ERIC Number: ED401837
Record Type: RIE
Publication Date: 1994-Oct-24
The Public University for the Twenty-First Century: Beyond the Land Grant. David Dodds Henry Lecture (16th, Chicago, Illinois, October 24, 1994).
Massey, Walter E.

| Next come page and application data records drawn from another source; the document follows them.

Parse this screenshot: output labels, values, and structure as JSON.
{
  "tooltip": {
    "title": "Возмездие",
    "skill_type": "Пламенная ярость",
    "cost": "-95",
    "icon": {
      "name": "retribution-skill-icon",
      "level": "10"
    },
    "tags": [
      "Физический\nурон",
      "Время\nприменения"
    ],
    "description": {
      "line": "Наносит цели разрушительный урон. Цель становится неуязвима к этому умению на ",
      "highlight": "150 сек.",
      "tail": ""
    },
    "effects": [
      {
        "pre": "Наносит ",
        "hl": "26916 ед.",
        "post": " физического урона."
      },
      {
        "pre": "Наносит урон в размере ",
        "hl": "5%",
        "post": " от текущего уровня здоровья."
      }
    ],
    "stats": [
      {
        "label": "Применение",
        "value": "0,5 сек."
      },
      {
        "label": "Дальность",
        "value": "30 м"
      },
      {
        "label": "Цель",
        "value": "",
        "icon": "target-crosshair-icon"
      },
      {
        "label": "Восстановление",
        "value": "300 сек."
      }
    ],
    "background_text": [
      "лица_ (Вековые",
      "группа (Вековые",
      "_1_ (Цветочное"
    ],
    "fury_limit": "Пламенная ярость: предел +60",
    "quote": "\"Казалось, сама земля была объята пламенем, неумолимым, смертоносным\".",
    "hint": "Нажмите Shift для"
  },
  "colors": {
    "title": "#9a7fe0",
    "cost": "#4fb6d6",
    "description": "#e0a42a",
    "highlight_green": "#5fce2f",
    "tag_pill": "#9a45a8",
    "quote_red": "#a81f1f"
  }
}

American universities have successfully contributed to the economic, social and technological development of the United States, educating students of diverse backgrounds and combining the teaching of graduates and undergraduates. American universities need to find ways to realistically respond to increased public expectations and continue to develop in the future. Before World War II, institutions of higher education were more differentiated in mission, with teachers' colleges, land grant universities aimed at training engineers, state universities, and a few research universities with a focus on the education of future scholars. The post-war model of the university as primarily a research institution supported by federal funding is now being challenged, as public resources for support decline. Universities of the future will need to differentiate and specialize, to cooperate, and to share resources with other institutions. The successful public university will be an active participant in issues important to its surrounding community; technology will be used to promote interaction across all sectors and to make information easily accessible; learners will be accommodated through a variety of innovations; and the ethnic diversity of the United States will be reflected in the composition of faculty, staff and students. (PRW)
Descriptors: Educational History, Financial Support, Futures (of Society), Higher Education, Institutional Mission, Institutional Role, Land Grant Universities, Public Colleges, Public Education, Research Universities, Role of Education, Technological Advancement, Trend Analysis, Undergraduate Study, Universities
Publication Type: Opinion Papers; Speeches/Meeting Papers
Education Level: N/A
Sponsor: Illinois Univ., Chicago.
Authoring Institution: N/A